─── Extracted information ───

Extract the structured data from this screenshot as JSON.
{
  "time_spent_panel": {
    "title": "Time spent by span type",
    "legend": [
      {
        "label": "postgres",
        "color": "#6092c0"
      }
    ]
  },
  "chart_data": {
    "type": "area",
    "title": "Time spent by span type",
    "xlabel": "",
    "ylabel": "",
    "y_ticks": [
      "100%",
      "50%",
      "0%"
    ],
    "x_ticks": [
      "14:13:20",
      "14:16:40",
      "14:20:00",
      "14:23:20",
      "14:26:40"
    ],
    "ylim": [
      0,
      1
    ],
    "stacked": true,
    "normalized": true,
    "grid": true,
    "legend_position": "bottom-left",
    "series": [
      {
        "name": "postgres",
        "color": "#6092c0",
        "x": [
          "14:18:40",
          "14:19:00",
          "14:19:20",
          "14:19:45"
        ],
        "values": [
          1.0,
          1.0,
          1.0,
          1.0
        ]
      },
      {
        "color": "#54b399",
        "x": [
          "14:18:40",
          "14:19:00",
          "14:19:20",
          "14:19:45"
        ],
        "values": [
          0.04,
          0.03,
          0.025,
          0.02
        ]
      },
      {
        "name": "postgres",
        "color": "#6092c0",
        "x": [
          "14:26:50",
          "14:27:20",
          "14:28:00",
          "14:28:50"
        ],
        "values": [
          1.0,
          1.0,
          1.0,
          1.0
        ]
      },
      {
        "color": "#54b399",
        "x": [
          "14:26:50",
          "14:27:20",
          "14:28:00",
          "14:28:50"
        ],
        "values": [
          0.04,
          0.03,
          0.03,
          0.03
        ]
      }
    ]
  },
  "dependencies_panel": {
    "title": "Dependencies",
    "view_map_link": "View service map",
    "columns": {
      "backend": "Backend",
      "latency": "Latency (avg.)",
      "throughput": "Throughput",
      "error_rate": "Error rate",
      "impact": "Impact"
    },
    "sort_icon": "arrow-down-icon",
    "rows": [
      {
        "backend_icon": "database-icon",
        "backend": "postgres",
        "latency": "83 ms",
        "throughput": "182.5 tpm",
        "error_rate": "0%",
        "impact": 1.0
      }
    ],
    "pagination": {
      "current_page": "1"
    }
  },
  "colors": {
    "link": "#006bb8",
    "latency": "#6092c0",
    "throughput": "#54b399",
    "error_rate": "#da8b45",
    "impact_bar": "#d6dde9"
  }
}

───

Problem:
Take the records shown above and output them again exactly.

Written solution:
Extract the structured data from this screenshot as JSON.
{
  "time_spent_panel": {
    "title": "Time spent by span type",
    "legend": [
      {
        "label": "postgres",
        "color": "#6092c0"
      }
    ]
  },
  "chart_data": {
    "type": "area",
    "title": "Time spent by span type",
    "xlabel": "",
    "ylabel": "",
    "y_ticks": [
      "100%",
      "50%",
      "0%"
    ],
    "x_ticks": [
      "14:13:20",
      "14:16:40",
      "14:20:00",
      "14:23:20",
      "14:26:40"
    ],
    "ylim": [
      0,
      1
    ],
    "stacked": true,
    "normalized": true,
    "grid": true,
    "legend_position": "bottom-left",
    "series": [
      {
        "name": "postgres",
        "color": "#6092c0",
        "x": [
          "14:18:40",
          "14:19:00",
          "14:19:20",
          "14:19:45"
        ],
        "values": [
          1.0,
          1.0,
          1.0,
          1.0
        ]
      },
      {
        "color": "#54b399",
        "x": [
          "14:18:40",
          "14:19:00",
          "14:19:20",
          "14:19:45"
        ],
        "values": [
          0.04,
          0.03,
          0.025,
          0.02
        ]
      },
      {
        "name": "postgres",
        "color": "#6092c0",
        "x": [
          "14:26:50",
          "14:27:20",
          "14:28:00",
          "14:28:50"
        ],
        "values": [
          1.0,
          1.0,
          1.0,
          1.0
        ]
      },
      {
        "color": "#54b399",
        "x": [
          "14:26:50",
          "14:27:20",
          "14:28:00",
          "14:28:50"
        ],
        "values": [
          0.04,
          0.03,
          0.03,
          0.03
        ]
      }
    ]
  },
  "dependencies_panel": {
    "title": "Dependencies",
    "view_map_link": "View service map",
    "columns": {
      "backend": "Backend",
      "latency": "Latency (avg.)",
      "throughput": "Throughput",
      "error_rate": "Error rate",
      "impact": "Impact"
    },
    "sort_icon": "arrow-down-icon",
    "rows": [
      {
        "backend_icon": "database-icon",
        "backend": "postgres",
        "latency": "83 ms",
        "throughput": "182.5 tpm",
        "error_rate": "0%",
        "impact": 1.0
      }
    ],
    "pagination": {
      "current_page": "1"
    }
  },
  "colors": {
    "link": "#006bb8",
    "latency": "#6092c0",
    "throughput": "#54b399",
    "error_rate": "#da8b45",
    "impact_bar": "#d6dde9"
  }
}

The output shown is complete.